Count the lines below that contain the word "icon" and give only the number.

**** INFORMATION PROVIDED ****

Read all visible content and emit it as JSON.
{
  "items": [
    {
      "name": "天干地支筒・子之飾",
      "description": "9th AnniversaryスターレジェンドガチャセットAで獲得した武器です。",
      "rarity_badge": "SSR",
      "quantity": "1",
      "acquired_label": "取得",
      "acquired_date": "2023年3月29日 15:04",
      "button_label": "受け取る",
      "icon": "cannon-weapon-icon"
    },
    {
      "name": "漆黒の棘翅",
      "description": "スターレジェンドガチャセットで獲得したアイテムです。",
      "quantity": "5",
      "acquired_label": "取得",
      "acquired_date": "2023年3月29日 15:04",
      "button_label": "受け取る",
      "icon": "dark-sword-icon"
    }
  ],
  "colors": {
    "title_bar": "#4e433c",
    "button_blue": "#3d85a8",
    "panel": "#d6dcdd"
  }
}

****

= WRITTEN RESPONSE =
2